A better bet is that Watters takes right after his boss in serving as one of the media industry’s most extreme hypocrites. Consider that by his own account, Watters’s first ambush assignment occurred when he was “about 23,” or a good 14 years ago or so. He is now 37. Ambush interviews, accordingly, aren’t just something that Watters does; they are a big chunk of his life work. Over all those years of surprising folks with microphones, you might suppose that Watters would steel himself for the time when the camera turns toward him. Apparently not.

This isn’t to say that Watters acted like a jerk throughout his engagement with Grim. He started out like an exemplary partygoer. “I was friendly at first,” Watters told O’Reilly last night. Muto assessed his rise on “The O’Reilly Factor” this way: “There was a reason why he was the only producer on the staff to regularly appear on air: His personality was a perfect match for the program. He was unctuous, a bit smirky, and sarcastic to the point where I decided it was a miracle he’d never been punched in the face; but he was still oddly likable, the kind of person you’d much rather have working for you than against you.”

As for Grim, he’s a former — and dear — colleague of the Erik Wemple Blog. We recognize quite well the fellow pursuing Watters in that video, cocky and a bit playful and perhaps hoping to get a newsworthy video out of a Fox News personality. Nor would we dispute Watters’s evaluation that Grim “started getting a little obnoxious.” Maybe that’s as close to a look in the mirror as Watters is likely to get. The fact that he tossed and then confiscated Grim’s phone suggests he didn’t appreciate the reflection.

The redeeming part for Watters is that he’s not as shameless as O’Reilly — an observation that applies to many scoundrels out there.
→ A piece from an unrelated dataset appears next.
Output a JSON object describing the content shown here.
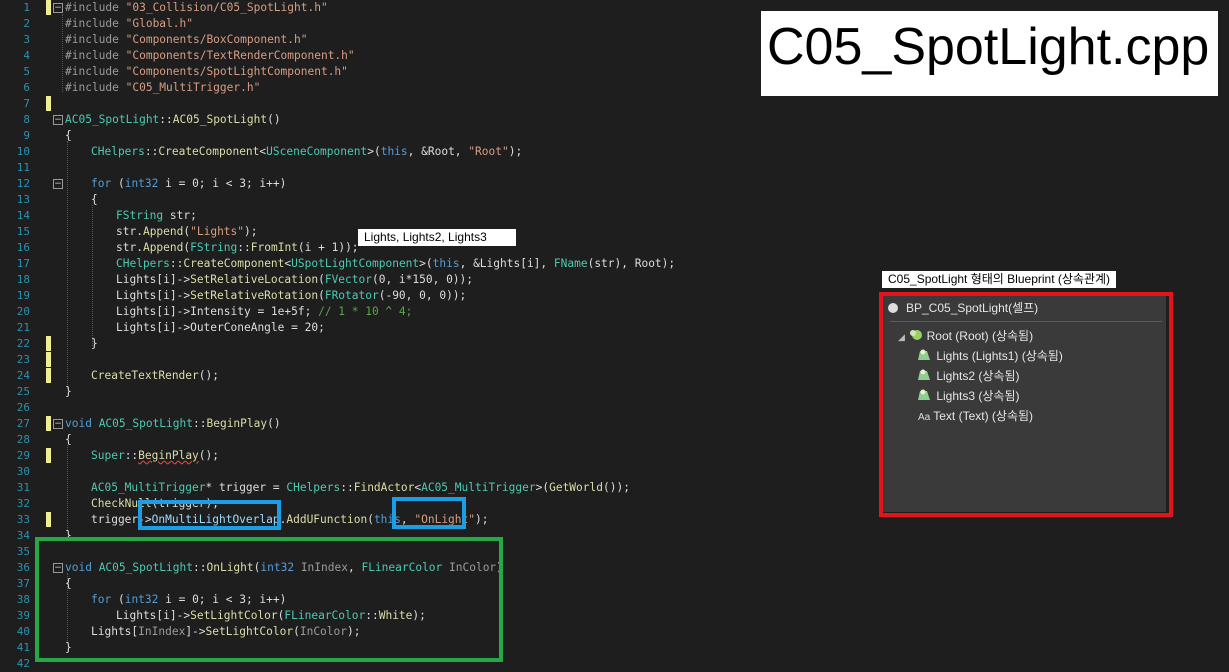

In discussing the incident with O’Reilly, the dish-it-but-can’t-take-it ambush artist said, “Things happened, and I regret it happened.”